Each line of the data has to be written out again exactly as shown.

Records for processing section start

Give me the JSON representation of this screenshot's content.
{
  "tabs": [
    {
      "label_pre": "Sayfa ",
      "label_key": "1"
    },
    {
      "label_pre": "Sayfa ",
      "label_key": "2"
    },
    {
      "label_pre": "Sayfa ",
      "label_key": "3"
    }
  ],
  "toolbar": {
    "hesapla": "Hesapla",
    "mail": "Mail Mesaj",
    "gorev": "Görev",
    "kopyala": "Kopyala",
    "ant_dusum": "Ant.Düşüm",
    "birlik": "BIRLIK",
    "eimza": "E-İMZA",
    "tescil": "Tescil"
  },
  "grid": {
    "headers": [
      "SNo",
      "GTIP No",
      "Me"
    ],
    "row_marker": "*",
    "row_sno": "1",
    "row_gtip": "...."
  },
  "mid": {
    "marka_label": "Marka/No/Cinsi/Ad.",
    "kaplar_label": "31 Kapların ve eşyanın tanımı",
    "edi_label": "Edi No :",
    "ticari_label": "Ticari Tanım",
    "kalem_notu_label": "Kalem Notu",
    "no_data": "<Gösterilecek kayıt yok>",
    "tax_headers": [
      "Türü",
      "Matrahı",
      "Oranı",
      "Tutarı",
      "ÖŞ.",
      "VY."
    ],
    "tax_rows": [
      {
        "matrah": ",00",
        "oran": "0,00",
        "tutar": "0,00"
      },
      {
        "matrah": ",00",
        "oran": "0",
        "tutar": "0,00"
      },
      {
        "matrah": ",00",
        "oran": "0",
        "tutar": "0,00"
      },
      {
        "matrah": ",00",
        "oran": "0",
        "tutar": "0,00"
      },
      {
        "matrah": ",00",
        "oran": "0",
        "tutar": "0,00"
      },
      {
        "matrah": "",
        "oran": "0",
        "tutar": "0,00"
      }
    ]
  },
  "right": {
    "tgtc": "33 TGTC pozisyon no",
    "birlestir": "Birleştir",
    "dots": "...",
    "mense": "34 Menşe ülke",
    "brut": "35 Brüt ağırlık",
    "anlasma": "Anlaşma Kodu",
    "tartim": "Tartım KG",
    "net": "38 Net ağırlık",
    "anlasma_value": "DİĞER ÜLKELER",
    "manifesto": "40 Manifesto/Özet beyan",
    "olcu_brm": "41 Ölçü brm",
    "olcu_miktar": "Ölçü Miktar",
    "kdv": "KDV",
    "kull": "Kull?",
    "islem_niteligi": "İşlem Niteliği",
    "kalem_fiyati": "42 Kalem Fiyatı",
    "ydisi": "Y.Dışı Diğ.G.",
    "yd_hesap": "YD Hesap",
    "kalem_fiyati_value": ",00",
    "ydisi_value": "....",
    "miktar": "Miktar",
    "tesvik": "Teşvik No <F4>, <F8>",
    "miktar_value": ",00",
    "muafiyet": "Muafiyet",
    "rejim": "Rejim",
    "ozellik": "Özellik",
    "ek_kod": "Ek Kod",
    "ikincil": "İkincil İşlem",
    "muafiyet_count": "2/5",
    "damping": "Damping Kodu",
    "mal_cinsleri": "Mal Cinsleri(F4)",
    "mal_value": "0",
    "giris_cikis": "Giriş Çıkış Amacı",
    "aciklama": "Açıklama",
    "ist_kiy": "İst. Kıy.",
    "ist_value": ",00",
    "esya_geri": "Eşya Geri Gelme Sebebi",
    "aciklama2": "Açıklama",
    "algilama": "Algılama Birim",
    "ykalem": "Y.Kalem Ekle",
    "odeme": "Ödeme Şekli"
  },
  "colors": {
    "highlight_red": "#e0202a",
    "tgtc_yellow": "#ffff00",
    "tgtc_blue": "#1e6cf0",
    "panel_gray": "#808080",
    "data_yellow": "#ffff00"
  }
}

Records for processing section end

• **Response below**:
Give me the JSON representation of this screenshot's content.
{
  "tabs": [
    {
      "label_pre": "Sayfa ",
      "label_key": "1"
    },
    {
      "label_pre": "Sayfa ",
      "label_key": "2"
    },
    {
      "label_pre": "Sayfa ",
      "label_key": "3"
    }
  ],
  "toolbar": {
    "hesapla": "Hesapla",
    "mail": "Mail Mesaj",
    "gorev": "Görev",
    "kopyala": "Kopyala",
    "ant_dusum": "Ant.Düşüm",
    "birlik": "BIRLIK",
    "eimza": "E-İMZA",
    "tescil": "Tescil"
  },
  "grid": {
    "headers": [
      "SNo",
      "GTIP No",
      "Me"
    ],
    "row_marker": "*",
    "row_sno": "1",
    "row_gtip": "...."
  },
  "mid": {
    "marka_label": "Marka/No/Cinsi/Ad.",
    "kaplar_label": "31 Kapların ve eşyanın tanımı",
    "edi_label": "Edi No :",
    "ticari_label": "Ticari Tanım",
    "kalem_notu_label": "Kalem Notu",
    "no_data": "<Gösterilecek kayıt yok>",
    "tax_headers": [
      "Türü",
      "Matrahı",
      "Oranı",
      "Tutarı",
      "ÖŞ.",
      "VY."
    ],
    "tax_rows": [
      {
        "matrah": ",00",
        "oran": "0,00",
        "tutar": "0,00"
      },
      {
        "matrah": ",00",
        "oran": "0",
        "tutar": "0,00"
      },
      {
        "matrah": ",00",
        "oran": "0",
        "tutar": "0,00"
      },
      {
        "matrah": ",00",
        "oran": "0",
        "tutar": "0,00"
      },
      {
        "matrah": ",00",
        "oran": "0",
        "tutar": "0,00"
      },
      {
        "matrah": "",
        "oran": "0",
        "tutar": "0,00"
      }
    ]
  },
  "right": {
    "tgtc": "33 TGTC pozisyon no",
    "birlestir": "Birleştir",
    "dots": "...",
    "mense": "34 Menşe ülke",
    "brut": "35 Brüt ağırlık",
    "anlasma": "Anlaşma Kodu",
    "tartim": "Tartım KG",
    "net": "38 Net ağırlık",
    "anlasma_value": "DİĞER ÜLKELER",
    "manifesto": "40 Manifesto/Özet beyan",
    "olcu_brm": "41 Ölçü brm",
    "olcu_miktar": "Ölçü Miktar",
    "kdv": "KDV",
    "kull": "Kull?",
    "islem_niteligi": "İşlem Niteliği",
    "kalem_fiyati": "42 Kalem Fiyatı",
    "ydisi": "Y.Dışı Diğ.G.",
    "yd_hesap": "YD Hesap",
    "kalem_fiyati_value": ",00",
    "ydisi_value": "....",
    "miktar": "Miktar",
    "tesvik": "Teşvik No <F4>, <F8>",
    "miktar_value": ",00",
    "muafiyet": "Muafiyet",
    "rejim": "Rejim",
    "ozellik": "Özellik",
    "ek_kod": "Ek Kod",
    "ikincil": "İkincil İşlem",
    "muafiyet_count": "2/5",
    "damping": "Damping Kodu",
    "mal_cinsleri": "Mal Cinsleri(F4)",
    "mal_value": "0",
    "giris_cikis": "Giriş Çıkış Amacı",
    "aciklama": "Açıklama",
    "ist_kiy": "İst. Kıy.",
    "ist_value": ",00",
    "esya_geri": "Eşya Geri Gelme Sebebi",
    "aciklama2": "Açıklama",
    "algilama": "Algılama Birim",
    "ykalem": "Y.Kalem Ekle",
    "odeme": "Ödeme Şekli"
  },
  "colors": {
    "highlight_red": "#e0202a",
    "tgtc_yellow": "#ffff00",
    "tgtc_blue": "#1e6cf0",
    "panel_gray": "#808080",
    "data_yellow": "#ffff00"
  }
}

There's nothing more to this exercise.